Listed entries
┄┄┄┄┄┄┄┄┄┄

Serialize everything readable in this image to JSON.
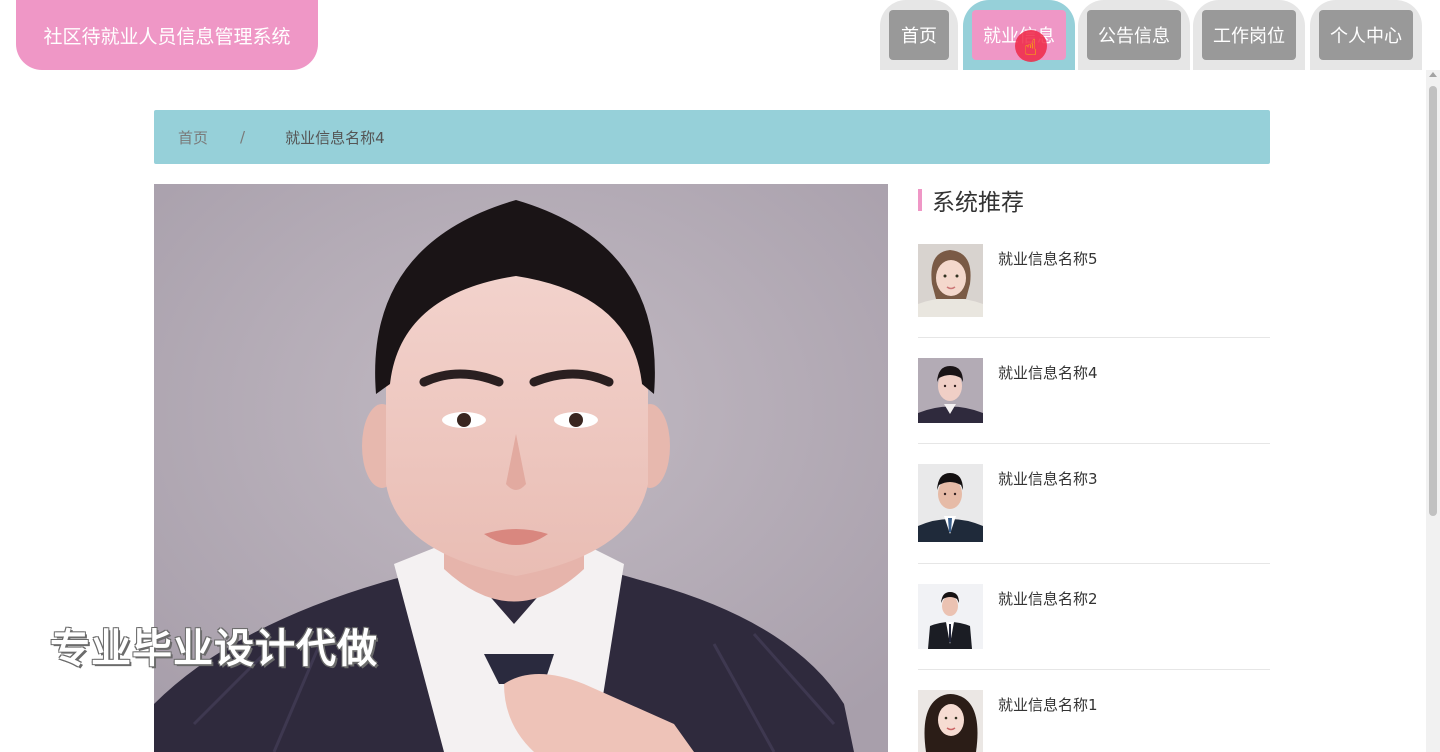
{
  "site": {
    "title": "社区待就业人员信息管理系统"
  },
  "nav": {
    "items": [
      {
        "label": "首页",
        "active": false
      },
      {
        "label": "就业信息",
        "active": true
      },
      {
        "label": "公告信息",
        "active": false
      },
      {
        "label": "工作岗位",
        "active": false
      },
      {
        "label": "个人中心",
        "active": false
      }
    ]
  },
  "breadcrumb": {
    "home": "首页",
    "separator": "/",
    "current": "就业信息名称4"
  },
  "main_photo": {
    "subject": "portrait-photo"
  },
  "watermark": "专业毕业设计代做",
  "sidebar": {
    "title": "系统推荐",
    "items": [
      {
        "name": "就业信息名称5"
      },
      {
        "name": "就业信息名称4"
      },
      {
        "name": "就业信息名称3"
      },
      {
        "name": "就业信息名称2"
      },
      {
        "name": "就业信息名称1"
      }
    ]
  },
  "colors": {
    "pink": "#ef97c6",
    "teal": "#96d0d9",
    "nav_gray": "#999999"
  }
}
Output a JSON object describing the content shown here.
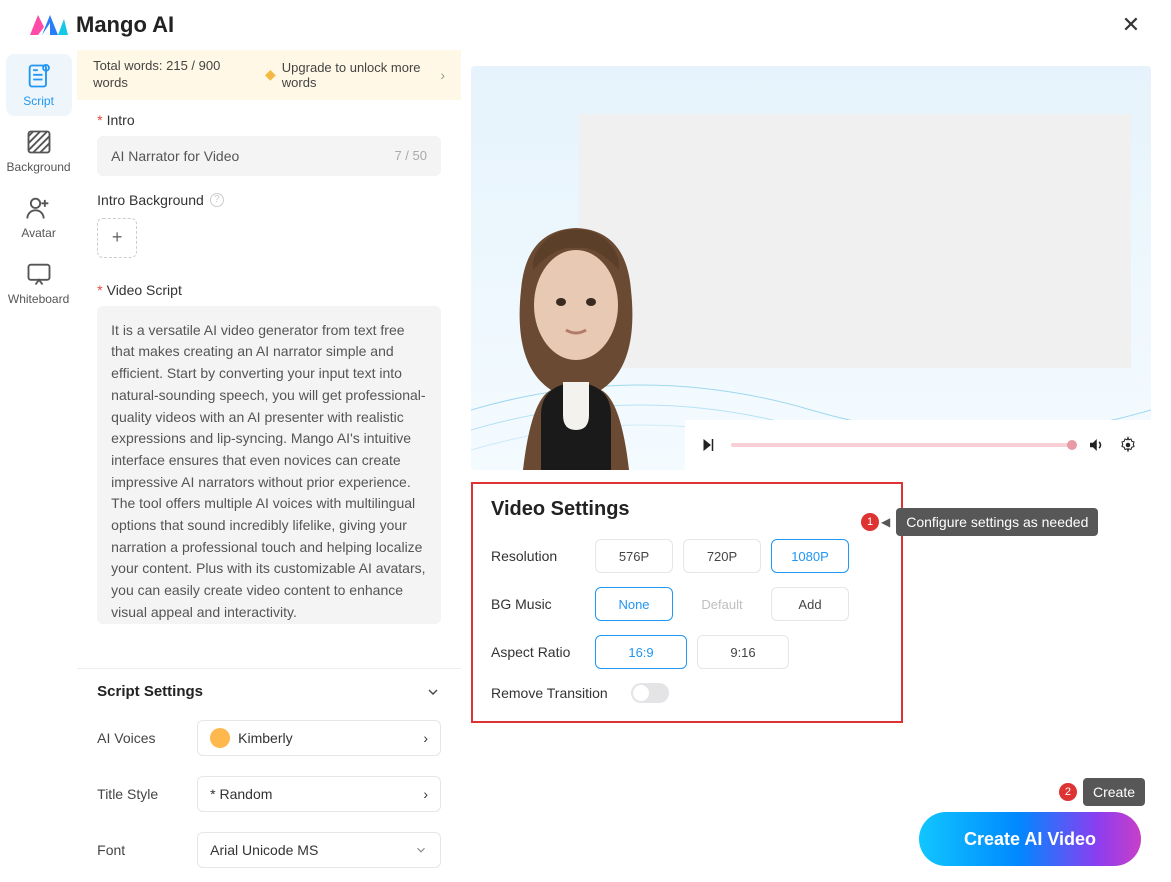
{
  "header": {
    "brand": "Mango AI"
  },
  "sidebar": {
    "items": [
      {
        "label": "Script"
      },
      {
        "label": "Background"
      },
      {
        "label": "Avatar"
      },
      {
        "label": "Whiteboard"
      }
    ]
  },
  "wordsBar": {
    "total": "Total words: 215 / 900 words",
    "upgrade": "Upgrade to unlock more words"
  },
  "intro": {
    "label": "Intro",
    "value": "AI Narrator for Video",
    "count": "7 / 50",
    "bgLabel": "Intro Background"
  },
  "videoScript": {
    "label": "Video Script",
    "text": "It is a versatile AI video generator from text free that makes creating an AI narrator simple and efficient. Start by converting your input text into natural-sounding speech, you will get professional-quality videos with an AI presenter with realistic expressions and lip-syncing. Mango AI's intuitive interface ensures that even novices can create impressive AI narrators without prior experience. The tool offers multiple AI voices with multilingual options that sound incredibly lifelike, giving your narration a professional touch and helping localize your content. Plus with its customizable AI avatars, you can easily create video content to enhance visual appeal and interactivity."
  },
  "scriptSettings": {
    "title": "Script Settings",
    "voices": {
      "label": "AI Voices",
      "value": "Kimberly"
    },
    "titleStyle": {
      "label": "Title Style",
      "value": "* Random"
    },
    "font": {
      "label": "Font",
      "value": "Arial Unicode MS"
    }
  },
  "videoSettings": {
    "title": "Video Settings",
    "resolution": {
      "label": "Resolution",
      "opts": [
        "576P",
        "720P",
        "1080P"
      ],
      "selected": "1080P"
    },
    "bgMusic": {
      "label": "BG Music",
      "opts": [
        "None",
        "Default",
        "Add"
      ],
      "selected": "None",
      "disabled": "Default"
    },
    "aspect": {
      "label": "Aspect Ratio",
      "opts": [
        "16:9",
        "9:16"
      ],
      "selected": "16:9"
    },
    "removeTransition": {
      "label": "Remove Transition"
    }
  },
  "callouts": {
    "c1": {
      "num": "1",
      "text": "Configure settings as needed"
    },
    "c2": {
      "num": "2",
      "text": "Create"
    }
  },
  "createBtn": "Create AI Video"
}
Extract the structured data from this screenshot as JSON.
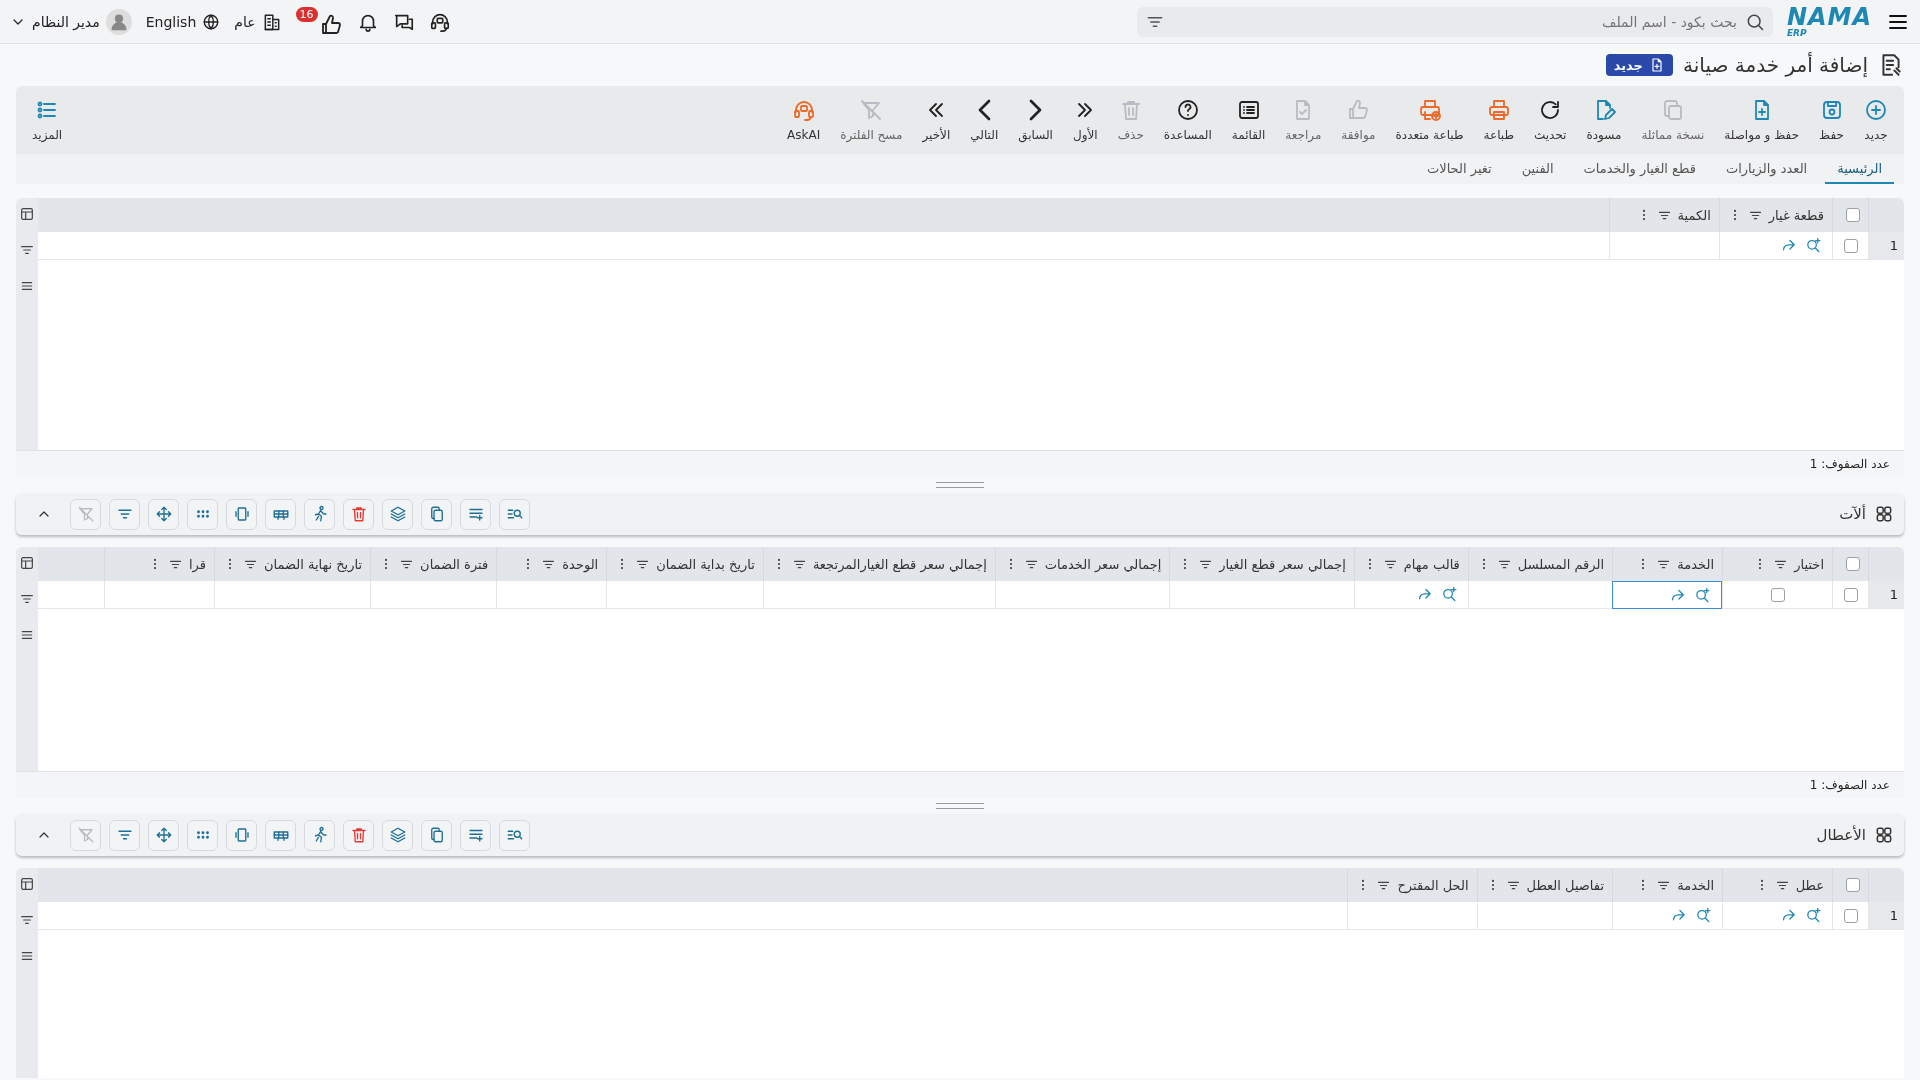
{
  "topbar": {
    "logo": "NAMA",
    "logo_sub": "ERP",
    "search": {
      "placeholder": "بحث بكود - اسم الملف"
    },
    "notifications_badge": "16",
    "branch": "عام",
    "language": "English",
    "user": "مدير النظام"
  },
  "page": {
    "title": "إضافة أمر خدمة صيانة",
    "status": "جديد"
  },
  "toolbar": {
    "buttons": [
      {
        "kind": "new",
        "label": "جديد",
        "disabled": false
      },
      {
        "kind": "save",
        "label": "حفظ",
        "disabled": false
      },
      {
        "kind": "save_continue",
        "label": "حفظ و مواصلة",
        "disabled": false
      },
      {
        "kind": "duplicate",
        "label": "نسخة مماثلة",
        "disabled": true
      },
      {
        "kind": "draft",
        "label": "مسودة",
        "disabled": false
      },
      {
        "kind": "refresh",
        "label": "تحديث",
        "disabled": false
      },
      {
        "kind": "print",
        "label": "طباعة",
        "disabled": false
      },
      {
        "kind": "print_multi",
        "label": "طباعة متعددة",
        "disabled": false
      },
      {
        "kind": "approve",
        "label": "موافقة",
        "disabled": true
      },
      {
        "kind": "review",
        "label": "مراجعة",
        "disabled": true
      },
      {
        "kind": "list",
        "label": "القائمة",
        "disabled": false
      },
      {
        "kind": "help",
        "label": "المساعدة",
        "disabled": false
      },
      {
        "kind": "delete",
        "label": "حذف",
        "disabled": true
      },
      {
        "kind": "first",
        "label": "الأول",
        "disabled": false
      },
      {
        "kind": "prev",
        "label": "السابق",
        "disabled": false
      },
      {
        "kind": "next",
        "label": "التالي",
        "disabled": false
      },
      {
        "kind": "last",
        "label": "الأخير",
        "disabled": false
      },
      {
        "kind": "clear_filter",
        "label": "مسح الفلترة",
        "disabled": true
      },
      {
        "kind": "ask_ai",
        "label": "AskAI",
        "disabled": false
      }
    ],
    "more": {
      "label": "المزيد"
    }
  },
  "tabs": [
    {
      "label": "الرئيسية",
      "selected": true
    },
    {
      "label": "العدد والزيارات",
      "selected": false
    },
    {
      "label": "قطع الغيار والخدمات",
      "selected": false
    },
    {
      "label": "الفنين",
      "selected": false
    },
    {
      "label": "تغير الحالات",
      "selected": false
    }
  ],
  "sections": [
    {
      "grid": {
        "select_all": false,
        "columns": [
          {
            "label": "قطعة غيار"
          },
          {
            "label": "الكمية"
          }
        ],
        "rows": [
          {
            "number": "1",
            "checked": false,
            "cells": [
              {
                "kind": "lookup",
                "focused": false
              },
              {
                "kind": "empty",
                "focused": false
              }
            ]
          }
        ],
        "row_count": "عدد الصفوف: 1"
      }
    },
    {
      "title": "ألآت",
      "expanded": true,
      "tools": [
        {
          "kind": "search_list",
          "disabled": false
        },
        {
          "kind": "add_row",
          "disabled": false
        },
        {
          "kind": "copy",
          "disabled": false
        },
        {
          "kind": "layers",
          "disabled": false
        },
        {
          "kind": "delete",
          "disabled": false
        },
        {
          "kind": "run",
          "disabled": false
        },
        {
          "kind": "table",
          "disabled": false
        },
        {
          "kind": "fit",
          "disabled": false
        },
        {
          "kind": "dots",
          "disabled": false
        },
        {
          "kind": "move",
          "disabled": false
        },
        {
          "kind": "filter",
          "disabled": false
        },
        {
          "kind": "filter_off",
          "disabled": true
        }
      ],
      "grid": {
        "select_all": false,
        "columns": [
          {
            "label": "اختيار"
          },
          {
            "label": "الخدمة"
          },
          {
            "label": "الرقم المسلسل"
          },
          {
            "label": "قالب مهام"
          },
          {
            "label": "إجمالي سعر قطع الغيار"
          },
          {
            "label": "إجمالي سعر الخدمات"
          },
          {
            "label": "إجمالي سعر قطع الغيارالمرتجعة"
          },
          {
            "label": "تاريخ بداية الضمان"
          },
          {
            "label": "الوحدة"
          },
          {
            "label": "فترة الضمان"
          },
          {
            "label": "تاريخ نهاية الضمان"
          },
          {
            "label": "قرا"
          }
        ],
        "rows": [
          {
            "number": "1",
            "checked": false,
            "cells": [
              {
                "kind": "checkbox",
                "checked": false,
                "focused": false
              },
              {
                "kind": "lookup",
                "focused": true
              },
              {
                "kind": "empty",
                "focused": false
              },
              {
                "kind": "lookup",
                "focused": false
              },
              {
                "kind": "empty",
                "focused": false
              },
              {
                "kind": "empty",
                "focused": false
              },
              {
                "kind": "empty",
                "focused": false
              },
              {
                "kind": "empty",
                "focused": false
              },
              {
                "kind": "empty",
                "focused": false
              },
              {
                "kind": "empty",
                "focused": false
              },
              {
                "kind": "empty",
                "focused": false
              },
              {
                "kind": "empty",
                "focused": false
              }
            ]
          }
        ],
        "row_count": "عدد الصفوف: 1"
      }
    },
    {
      "title": "الأعطال",
      "expanded": true,
      "tools": [
        {
          "kind": "search_list",
          "disabled": false
        },
        {
          "kind": "add_row",
          "disabled": false
        },
        {
          "kind": "copy",
          "disabled": false
        },
        {
          "kind": "layers",
          "disabled": false
        },
        {
          "kind": "delete",
          "disabled": false
        },
        {
          "kind": "run",
          "disabled": false
        },
        {
          "kind": "table",
          "disabled": false
        },
        {
          "kind": "fit",
          "disabled": false
        },
        {
          "kind": "dots",
          "disabled": false
        },
        {
          "kind": "move",
          "disabled": false
        },
        {
          "kind": "filter",
          "disabled": false
        },
        {
          "kind": "filter_off",
          "disabled": true
        }
      ],
      "grid": {
        "select_all": false,
        "columns": [
          {
            "label": "عطل"
          },
          {
            "label": "الخدمة"
          },
          {
            "label": "تفاصيل العطل"
          },
          {
            "label": "الحل المقترح"
          }
        ],
        "rows": [
          {
            "number": "1",
            "checked": false,
            "cells": [
              {
                "kind": "lookup",
                "focused": false
              },
              {
                "kind": "lookup",
                "focused": false
              },
              {
                "kind": "empty",
                "focused": false
              },
              {
                "kind": "empty",
                "focused": false
              }
            ]
          }
        ]
      }
    }
  ]
}
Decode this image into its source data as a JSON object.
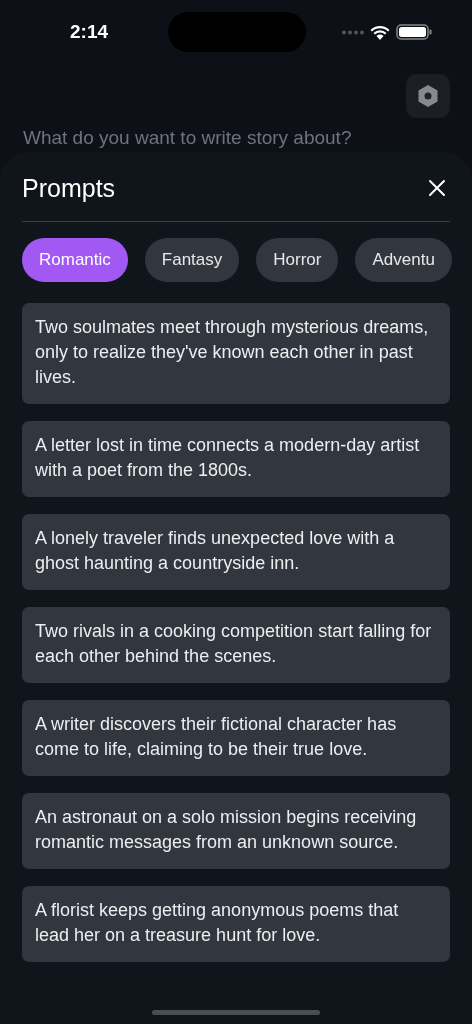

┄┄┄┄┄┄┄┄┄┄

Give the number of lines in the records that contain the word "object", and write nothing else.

Exercise result
2